Task to carry out -
A faithful copy of each entry below is expected, with the images removed.

Source data -
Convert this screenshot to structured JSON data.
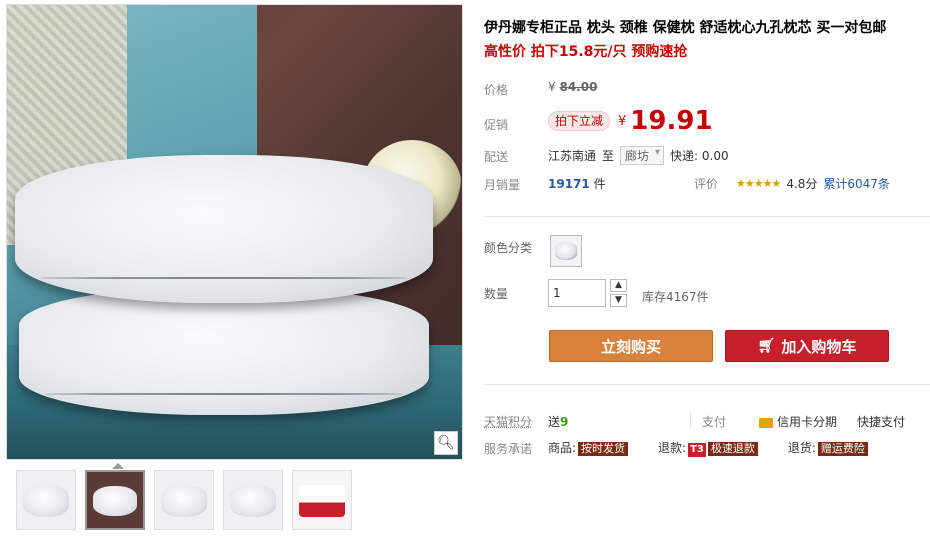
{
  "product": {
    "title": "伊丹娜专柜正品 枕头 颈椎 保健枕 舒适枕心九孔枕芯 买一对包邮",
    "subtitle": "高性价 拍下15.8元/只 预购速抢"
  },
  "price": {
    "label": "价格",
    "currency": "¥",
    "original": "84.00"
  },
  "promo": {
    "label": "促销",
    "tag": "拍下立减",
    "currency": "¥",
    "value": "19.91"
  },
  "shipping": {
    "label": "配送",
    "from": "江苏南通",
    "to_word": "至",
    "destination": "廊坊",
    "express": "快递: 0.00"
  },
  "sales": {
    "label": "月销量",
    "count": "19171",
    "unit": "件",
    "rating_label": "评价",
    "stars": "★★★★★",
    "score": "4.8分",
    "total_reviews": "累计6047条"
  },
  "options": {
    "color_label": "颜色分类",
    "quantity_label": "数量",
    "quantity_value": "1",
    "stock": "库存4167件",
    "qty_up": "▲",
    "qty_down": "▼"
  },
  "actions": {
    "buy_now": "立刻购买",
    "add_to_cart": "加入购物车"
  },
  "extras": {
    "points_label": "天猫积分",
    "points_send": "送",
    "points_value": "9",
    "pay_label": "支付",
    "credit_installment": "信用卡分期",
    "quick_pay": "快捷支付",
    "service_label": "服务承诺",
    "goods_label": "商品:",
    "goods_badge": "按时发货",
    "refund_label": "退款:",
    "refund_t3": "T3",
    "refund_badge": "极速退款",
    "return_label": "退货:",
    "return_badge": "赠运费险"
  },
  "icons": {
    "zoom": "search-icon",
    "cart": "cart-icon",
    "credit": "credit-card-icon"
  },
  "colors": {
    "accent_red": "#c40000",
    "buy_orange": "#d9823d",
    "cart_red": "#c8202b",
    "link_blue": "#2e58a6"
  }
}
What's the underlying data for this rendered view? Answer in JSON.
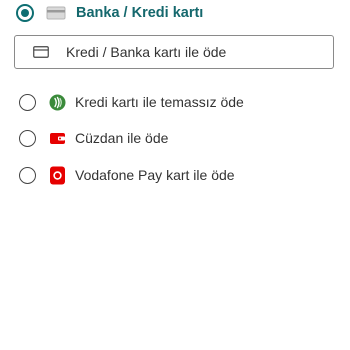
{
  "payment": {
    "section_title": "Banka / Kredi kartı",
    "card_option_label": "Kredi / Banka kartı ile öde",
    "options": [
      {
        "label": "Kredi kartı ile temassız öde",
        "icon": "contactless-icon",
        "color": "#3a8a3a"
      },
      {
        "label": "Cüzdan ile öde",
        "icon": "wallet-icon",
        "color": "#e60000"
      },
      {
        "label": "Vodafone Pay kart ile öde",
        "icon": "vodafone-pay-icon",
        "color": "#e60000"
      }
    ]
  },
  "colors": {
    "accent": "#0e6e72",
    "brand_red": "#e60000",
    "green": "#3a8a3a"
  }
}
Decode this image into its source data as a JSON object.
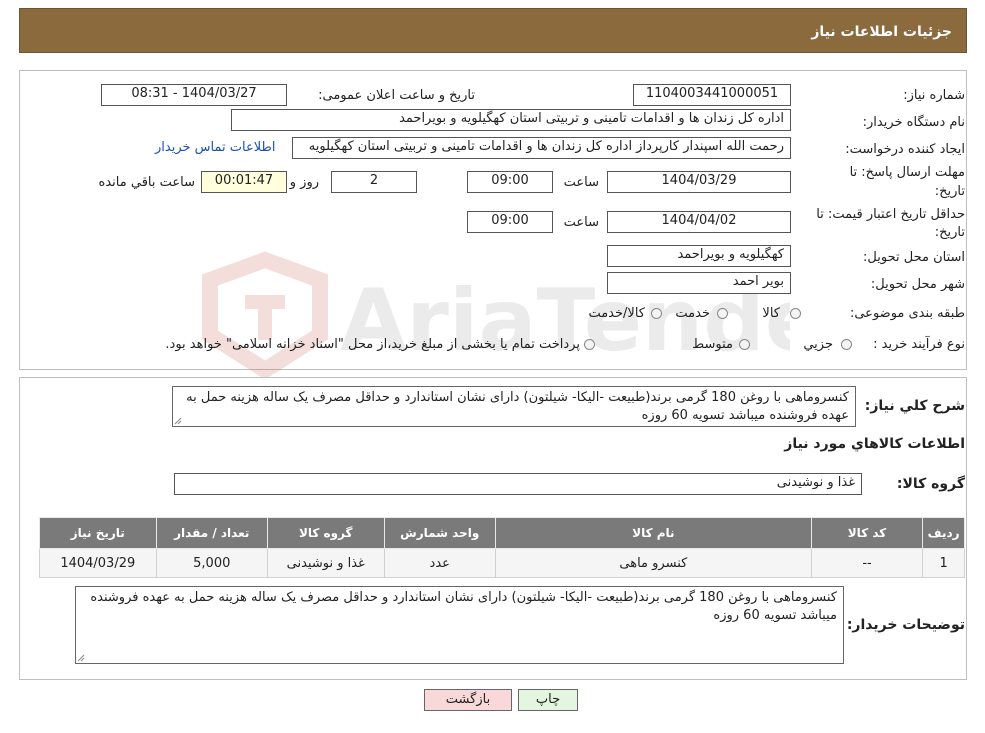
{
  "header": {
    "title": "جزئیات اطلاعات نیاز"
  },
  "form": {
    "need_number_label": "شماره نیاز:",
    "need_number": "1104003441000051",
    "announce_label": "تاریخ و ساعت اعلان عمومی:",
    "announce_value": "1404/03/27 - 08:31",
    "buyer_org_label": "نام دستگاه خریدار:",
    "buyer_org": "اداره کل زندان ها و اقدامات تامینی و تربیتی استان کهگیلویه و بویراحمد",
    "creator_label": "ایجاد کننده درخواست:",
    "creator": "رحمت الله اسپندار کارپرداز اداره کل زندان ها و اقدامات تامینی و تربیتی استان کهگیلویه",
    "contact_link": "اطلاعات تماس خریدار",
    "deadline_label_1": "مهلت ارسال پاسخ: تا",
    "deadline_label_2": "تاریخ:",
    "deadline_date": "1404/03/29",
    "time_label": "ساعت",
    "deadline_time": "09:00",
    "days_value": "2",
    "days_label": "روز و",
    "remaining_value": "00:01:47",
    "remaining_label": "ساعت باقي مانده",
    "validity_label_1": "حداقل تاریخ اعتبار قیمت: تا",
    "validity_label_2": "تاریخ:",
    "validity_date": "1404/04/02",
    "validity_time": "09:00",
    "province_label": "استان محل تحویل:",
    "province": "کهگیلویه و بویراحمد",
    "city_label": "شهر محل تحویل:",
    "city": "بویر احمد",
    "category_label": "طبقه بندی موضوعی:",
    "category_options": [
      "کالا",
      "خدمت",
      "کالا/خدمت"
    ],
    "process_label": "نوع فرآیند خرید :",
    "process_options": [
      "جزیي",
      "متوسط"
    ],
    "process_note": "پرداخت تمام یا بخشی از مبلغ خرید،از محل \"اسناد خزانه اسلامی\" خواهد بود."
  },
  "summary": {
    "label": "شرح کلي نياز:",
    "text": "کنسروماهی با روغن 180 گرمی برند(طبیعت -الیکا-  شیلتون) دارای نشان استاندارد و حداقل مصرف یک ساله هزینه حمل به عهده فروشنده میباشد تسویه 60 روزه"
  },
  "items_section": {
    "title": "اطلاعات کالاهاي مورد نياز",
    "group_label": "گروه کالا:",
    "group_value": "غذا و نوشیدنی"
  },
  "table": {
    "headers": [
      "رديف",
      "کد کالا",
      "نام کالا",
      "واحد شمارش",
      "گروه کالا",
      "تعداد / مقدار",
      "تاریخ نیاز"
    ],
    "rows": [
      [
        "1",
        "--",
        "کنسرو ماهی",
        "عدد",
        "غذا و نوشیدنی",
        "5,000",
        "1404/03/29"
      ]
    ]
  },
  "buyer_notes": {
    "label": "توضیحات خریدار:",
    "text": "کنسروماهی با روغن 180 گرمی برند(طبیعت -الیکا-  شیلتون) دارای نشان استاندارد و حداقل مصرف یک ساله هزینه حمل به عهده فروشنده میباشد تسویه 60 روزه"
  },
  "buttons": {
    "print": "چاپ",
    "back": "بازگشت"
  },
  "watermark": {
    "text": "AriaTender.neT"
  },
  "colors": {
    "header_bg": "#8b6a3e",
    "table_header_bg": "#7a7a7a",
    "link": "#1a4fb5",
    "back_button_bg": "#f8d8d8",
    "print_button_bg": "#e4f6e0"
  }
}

Response to this exercise -
Convert this screenshot to structured JSON data.
{
  "product": {
    "title": "伊丹娜专柜正品 枕头 颈椎 保健枕 舒适枕心九孔枕芯 买一对包邮",
    "subtitle": "高性价 拍下15.8元/只 预购速抢"
  },
  "price": {
    "label": "价格",
    "currency": "¥",
    "original": "84.00"
  },
  "promo": {
    "label": "促销",
    "tag": "拍下立减",
    "currency": "¥",
    "value": "19.91"
  },
  "shipping": {
    "label": "配送",
    "from": "江苏南通",
    "to_word": "至",
    "destination": "廊坊",
    "express": "快递: 0.00"
  },
  "sales": {
    "label": "月销量",
    "count": "19171",
    "unit": "件",
    "rating_label": "评价",
    "stars": "★★★★★",
    "score": "4.8分",
    "total_reviews": "累计6047条"
  },
  "options": {
    "color_label": "颜色分类",
    "quantity_label": "数量",
    "quantity_value": "1",
    "stock": "库存4167件",
    "qty_up": "▲",
    "qty_down": "▼"
  },
  "actions": {
    "buy_now": "立刻购买",
    "add_to_cart": "加入购物车"
  },
  "extras": {
    "points_label": "天猫积分",
    "points_send": "送",
    "points_value": "9",
    "pay_label": "支付",
    "credit_installment": "信用卡分期",
    "quick_pay": "快捷支付",
    "service_label": "服务承诺",
    "goods_label": "商品:",
    "goods_badge": "按时发货",
    "refund_label": "退款:",
    "refund_t3": "T3",
    "refund_badge": "极速退款",
    "return_label": "退货:",
    "return_badge": "赠运费险"
  },
  "icons": {
    "zoom": "search-icon",
    "cart": "cart-icon",
    "credit": "credit-card-icon"
  },
  "colors": {
    "accent_red": "#c40000",
    "buy_orange": "#d9823d",
    "cart_red": "#c8202b",
    "link_blue": "#2e58a6"
  }
}
What's the underlying data for this rendered view? Answer in JSON.
{
  "payment": {
    "section_title": "Banka / Kredi kartı",
    "card_option_label": "Kredi / Banka kartı ile öde",
    "options": [
      {
        "label": "Kredi kartı ile temassız öde",
        "icon": "contactless-icon",
        "color": "#3a8a3a"
      },
      {
        "label": "Cüzdan ile öde",
        "icon": "wallet-icon",
        "color": "#e60000"
      },
      {
        "label": "Vodafone Pay kart ile öde",
        "icon": "vodafone-pay-icon",
        "color": "#e60000"
      }
    ]
  },
  "colors": {
    "accent": "#0e6e72",
    "brand_red": "#e60000",
    "green": "#3a8a3a"
  }
}
Decode this image into its source data as a JSON object.
{
  "header": {
    "title": "جزئیات اطلاعات نیاز"
  },
  "form": {
    "need_number_label": "شماره نیاز:",
    "need_number": "1104003441000051",
    "announce_label": "تاریخ و ساعت اعلان عمومی:",
    "announce_value": "1404/03/27 - 08:31",
    "buyer_org_label": "نام دستگاه خریدار:",
    "buyer_org": "اداره کل زندان ها و اقدامات تامینی و تربیتی استان کهگیلویه و بویراحمد",
    "creator_label": "ایجاد کننده درخواست:",
    "creator": "رحمت الله اسپندار کارپرداز اداره کل زندان ها و اقدامات تامینی و تربیتی استان کهگیلویه",
    "contact_link": "اطلاعات تماس خریدار",
    "deadline_label_1": "مهلت ارسال پاسخ: تا",
    "deadline_label_2": "تاریخ:",
    "deadline_date": "1404/03/29",
    "time_label": "ساعت",
    "deadline_time": "09:00",
    "days_value": "2",
    "days_label": "روز و",
    "remaining_value": "00:01:47",
    "remaining_label": "ساعت باقي مانده",
    "validity_label_1": "حداقل تاریخ اعتبار قیمت: تا",
    "validity_label_2": "تاریخ:",
    "validity_date": "1404/04/02",
    "validity_time": "09:00",
    "province_label": "استان محل تحویل:",
    "province": "کهگیلویه و بویراحمد",
    "city_label": "شهر محل تحویل:",
    "city": "بویر احمد",
    "category_label": "طبقه بندی موضوعی:",
    "category_options": [
      "کالا",
      "خدمت",
      "کالا/خدمت"
    ],
    "process_label": "نوع فرآیند خرید :",
    "process_options": [
      "جزیي",
      "متوسط"
    ],
    "process_note": "پرداخت تمام یا بخشی از مبلغ خرید،از محل \"اسناد خزانه اسلامی\" خواهد بود."
  },
  "summary": {
    "label": "شرح کلي نياز:",
    "text": "کنسروماهی با روغن 180 گرمی برند(طبیعت -الیکا-  شیلتون) دارای نشان استاندارد و حداقل مصرف یک ساله هزینه حمل به عهده فروشنده میباشد تسویه 60 روزه"
  },
  "items_section": {
    "title": "اطلاعات کالاهاي مورد نياز",
    "group_label": "گروه کالا:",
    "group_value": "غذا و نوشیدنی"
  },
  "table": {
    "headers": [
      "رديف",
      "کد کالا",
      "نام کالا",
      "واحد شمارش",
      "گروه کالا",
      "تعداد / مقدار",
      "تاریخ نیاز"
    ],
    "rows": [
      [
        "1",
        "--",
        "کنسرو ماهی",
        "عدد",
        "غذا و نوشیدنی",
        "5,000",
        "1404/03/29"
      ]
    ]
  },
  "buyer_notes": {
    "label": "توضیحات خریدار:",
    "text": "کنسروماهی با روغن 180 گرمی برند(طبیعت -الیکا-  شیلتون) دارای نشان استاندارد و حداقل مصرف یک ساله هزینه حمل به عهده فروشنده میباشد تسویه 60 روزه"
  },
  "buttons": {
    "print": "چاپ",
    "back": "بازگشت"
  },
  "watermark": {
    "text": "AriaTender.neT"
  },
  "colors": {
    "header_bg": "#8b6a3e",
    "table_header_bg": "#7a7a7a",
    "link": "#1a4fb5",
    "back_button_bg": "#f8d8d8",
    "print_button_bg": "#e4f6e0"
  }
}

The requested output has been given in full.